From streaming movies to checking email 24x7, we take “always-on” data applications for granted. But in the public sector, this always-on mindset is a little slower to catch on.
From cyber-attacks to power outages, data center outages to application failure, IT outages are an ongoing problem for the U.S. government.
As the federal government continues to navigate the transition of the new administration, the imperative is on new political appointees to understand and adhere to records management rules and regulations while safeguarding classified and other personally identifiable information (PII). All this, of course, against the backdrop of exponential records growth, budgetary challenges, and other mission pressures.
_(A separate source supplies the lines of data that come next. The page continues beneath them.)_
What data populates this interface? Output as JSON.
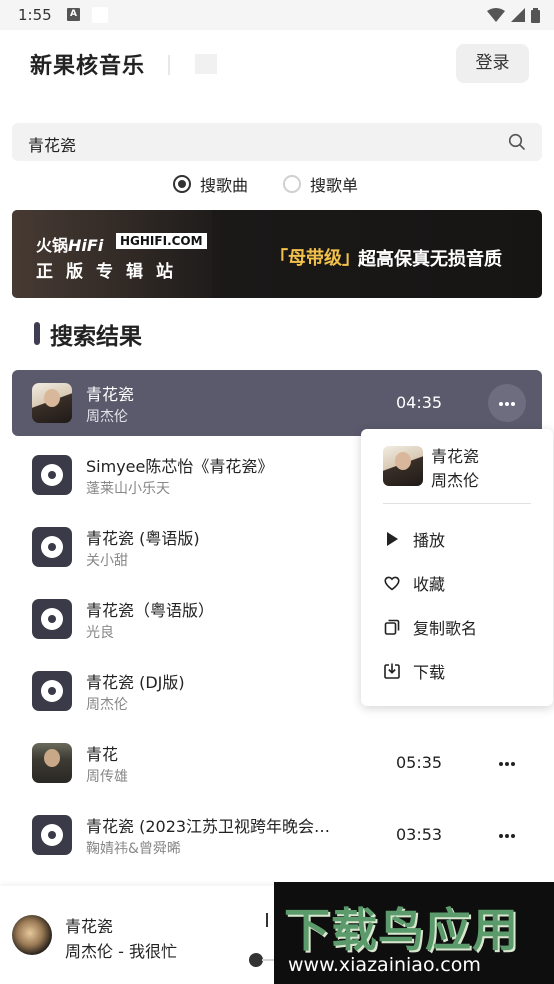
{
  "status_bar": {
    "time": "1:55",
    "badge": "A"
  },
  "header": {
    "app_title": "新果核音乐",
    "login_label": "登录"
  },
  "search": {
    "value": "青花瓷"
  },
  "search_type": {
    "songs_label": "搜歌曲",
    "playlists_label": "搜歌单",
    "selected": "搜歌曲"
  },
  "banner": {
    "brand": "火锅",
    "brand_italic": "HiFi",
    "site": "HGHIFI.COM",
    "subtitle": "正版专辑站",
    "tag": "「母带级」",
    "tagline": "超高保真无损音质"
  },
  "results": {
    "title": "搜索结果",
    "songs": [
      {
        "name": "青花瓷",
        "artist": "周杰伦",
        "duration": "04:35",
        "active": true,
        "art": "photo"
      },
      {
        "name": "Simyee陈芯怡《青花瓷》",
        "artist": "蓬莱山小乐天",
        "duration": "",
        "art": "disc"
      },
      {
        "name": "青花瓷 (粤语版)",
        "artist": "关小甜",
        "duration": "",
        "art": "disc"
      },
      {
        "name": "青花瓷（粤语版）",
        "artist": "光良",
        "duration": "",
        "art": "disc"
      },
      {
        "name": "青花瓷 (DJ版)",
        "artist": "周杰伦",
        "duration": "",
        "art": "disc"
      },
      {
        "name": "青花",
        "artist": "周传雄",
        "duration": "05:35",
        "art": "photo"
      },
      {
        "name": "青花瓷 (2023江苏卫视跨年晚会…",
        "artist": "鞠婧祎&曾舜晞",
        "duration": "03:53",
        "art": "disc"
      }
    ]
  },
  "context_menu": {
    "song": "青花瓷",
    "artist": "周杰伦",
    "items": [
      {
        "label": "播放",
        "icon": "play-icon"
      },
      {
        "label": "收藏",
        "icon": "heart-icon"
      },
      {
        "label": "复制歌名",
        "icon": "copy-icon"
      },
      {
        "label": "下载",
        "icon": "download-icon"
      }
    ]
  },
  "player": {
    "title": "青花瓷",
    "subtitle": "周杰伦 - 我很忙"
  },
  "watermark": {
    "text": "下载鸟应用",
    "url": "www.xiazainiao.com"
  }
}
Hybrid clouds are increasingly seen by government agencies as a comfortable solution to both their desire and mandates to move to the cloud. Highly sensitive data can be stored on-premises in a private cloud – using their existing infrastructure – while lower risk data and non-sensitive computing workloads can be placed in the public cloud or where they fit best. Hybrid clouds also let agencies quickly move when situations change.
As costs have declined, all-flash storage has become the de facto enterprise standard for primary storage and the foundation for any cloud – internal, SaaS, or public. For the public sector, flash can address agency modernization efforts (mobile, data analytics and cloud) and help cut costs and reduce power and space requirements, despite growing data sets.
Consider the benefits:
As federal, state and local agencies amass more and more structured and unstructured data, the use of data analytics can help save time and resources in making informed decisions based on that data. However, challenges remain as agencies struggle to find the right skill set and manage the complexity of implementations for multi-structured data platforms.